The Federal Reserve Board recently revised Regulation B in response to changes to the ECOA and FCRA made pursuant to the Dodd-Frank Act. Although the new requirements went into effect in July 2011, many lenders are still confused as to whether the new requirements apply to their credit practices.
If you obtain a "credit score" on your customers from a consumer reporting agency (note: CRA is not limited to national companies like Experian), then the new requirements likely apply.
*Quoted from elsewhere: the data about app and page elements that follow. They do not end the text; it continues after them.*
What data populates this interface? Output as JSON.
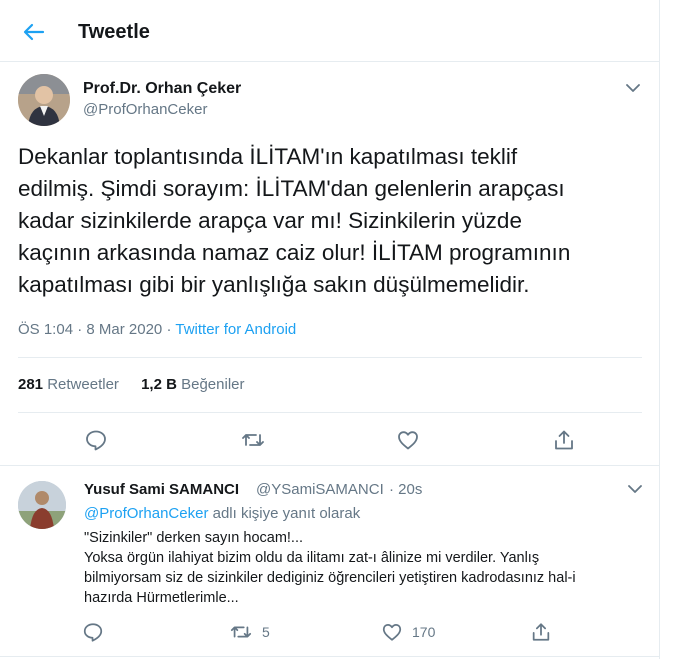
{
  "header": {
    "title": "Tweetle"
  },
  "tweet": {
    "author_name": "Prof.Dr. Orhan Çeker",
    "author_handle": "@ProfOrhanCeker",
    "text": "Dekanlar toplantısında İLİTAM'ın kapatılması teklif\nedilmiş. Şimdi sorayım: İLİTAM'dan gelenlerin arapçası\nkadar sizinkilerde arapça var mı! Sizinkilerin yüzde\nkaçının arkasında namaz caiz olur! İLİTAM programının\nkapatılması gibi bir yanlışlığa sakın düşülmemelidir.",
    "time": "ÖS 1:04",
    "separator": "·",
    "date": "8 Mar 2020",
    "source": "Twitter for Android",
    "retweets_count": "281",
    "retweets_label": "Retweetler",
    "likes_count": "1,2 B",
    "likes_label": "Beğeniler"
  },
  "reply": {
    "author_name": "Yusuf Sami SAMANCI",
    "author_handle": "@YSamiSAMANCI",
    "separator": "·",
    "time": "20s",
    "reply_to_handle": "@ProfOrhanCeker",
    "reply_to_suffix": "adlı kişiye yanıt olarak",
    "text": "\"Sizinkiler\" derken sayın hocam!...\nYoksa örgün ilahiyat bizim oldu da ilitamı zat-ı âlinize mi verdiler. Yanlış\nbilmiyorsam siz de sizinkiler dediginiz öğrencileri yetiştiren kadrodasınız hal-i\nhazırda Hürmetlerimle...",
    "retweets": "5",
    "likes": "170"
  },
  "icons": {
    "back": "arrow-left-icon",
    "caret": "chevron-down-icon",
    "reply": "comment-bubble-icon",
    "retweet": "retweet-icon",
    "like": "heart-icon",
    "share": "share-icon"
  },
  "colors": {
    "accent": "#1da1f2",
    "text": "#14171a",
    "secondary": "#657786",
    "border": "#e6ecf0"
  }
}
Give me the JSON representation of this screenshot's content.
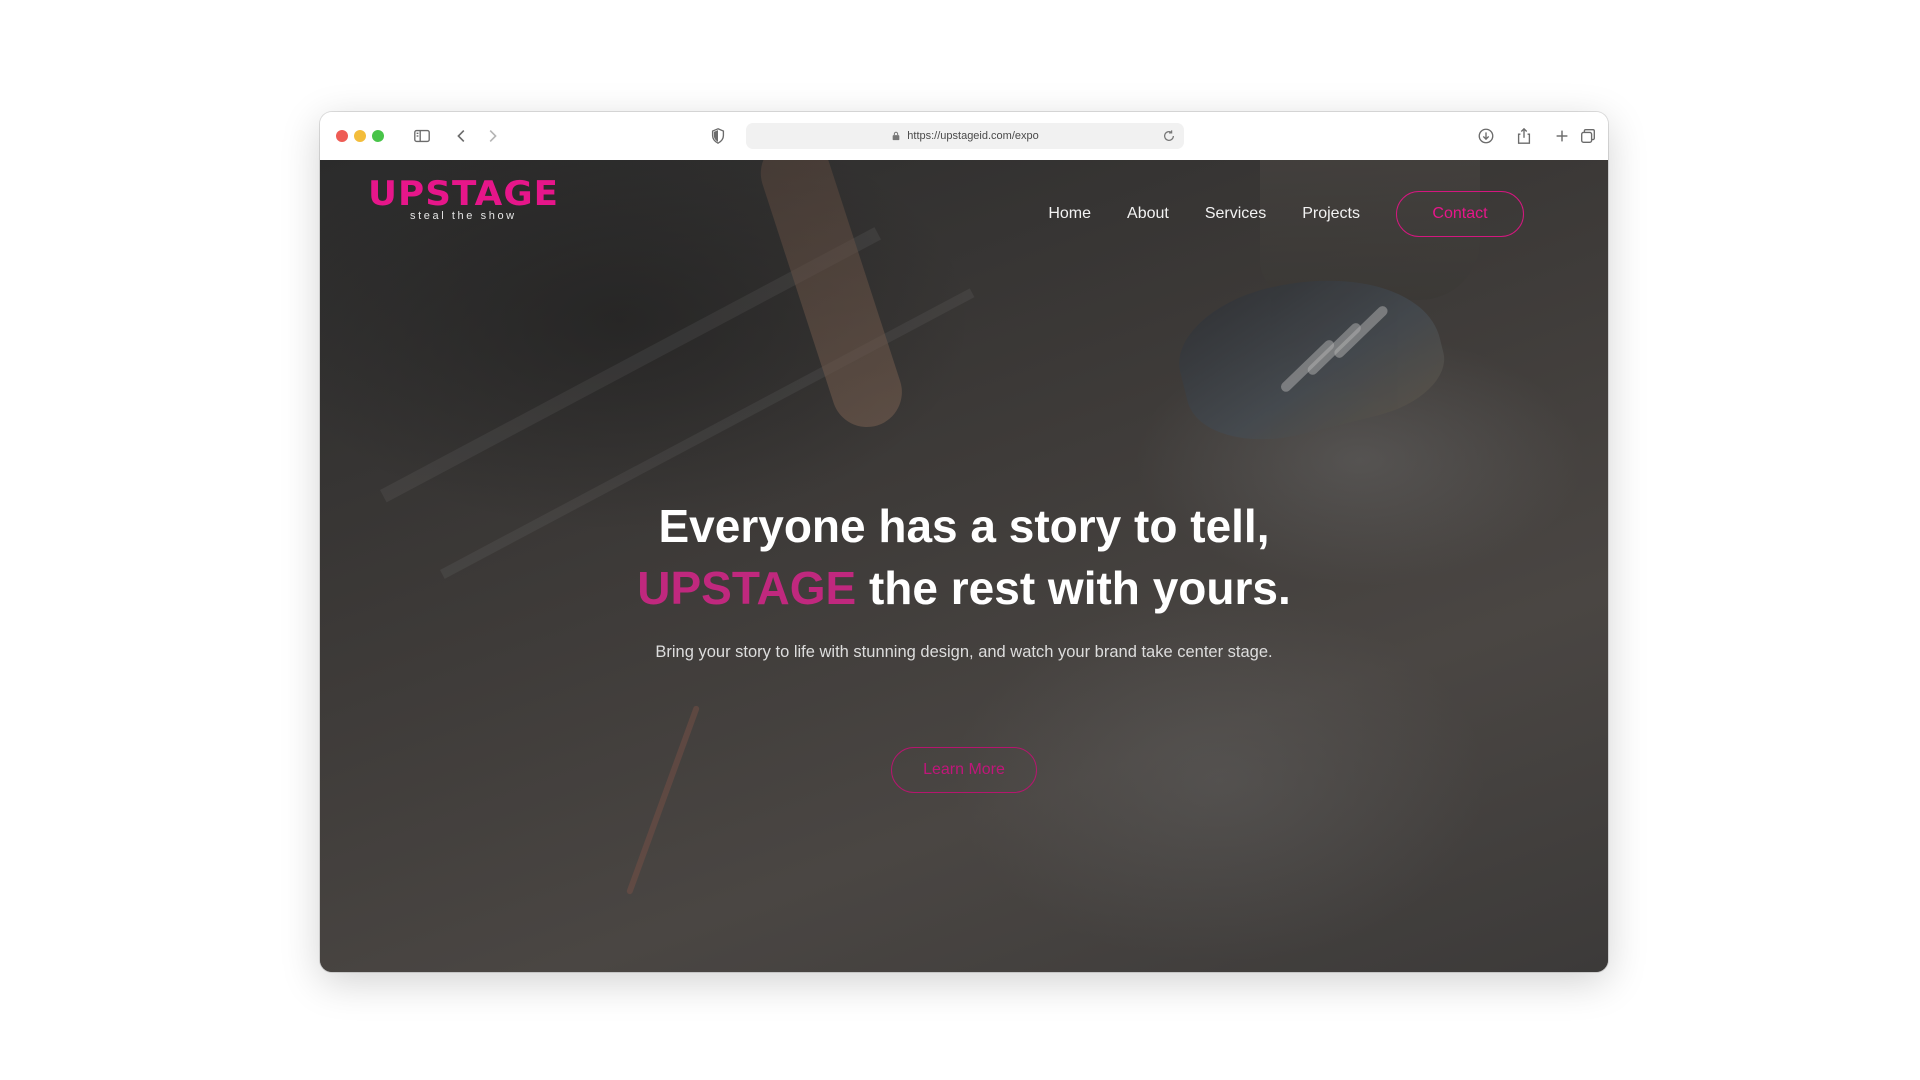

The requirements may even apply if you internally generate a proprietary "score". However, scores not used to predict the likelihood of certain credit behaviors, such as those used to predict the likelihood of false identity, are not credit scores by definition, and thus are not required to be disclosed.
- Regulation B now requires that a creditor disclose:
- A numerical credit score used in making the credit decision
- The range of possible scores under the model used
- Up to four key factors that adversely affected the consumer’s credit score (or up to five factors if the number of inquiries made with respect to that consumer report is a key factor)
- The date the credit score was created
- The name of the person or entity that provided the credit score.
Appropriately, the Board also amended the Model Notices that creditors may use to notify a customer of adverse action. Whether the new credit score disclosure requirements apply to the company, lenders should revisit those notices and revise accordingly.
Supplemental Information from the Federal Reserve Board
The Federal Reserve Board published supplemental information explaining the new rule, which we have summarized for you.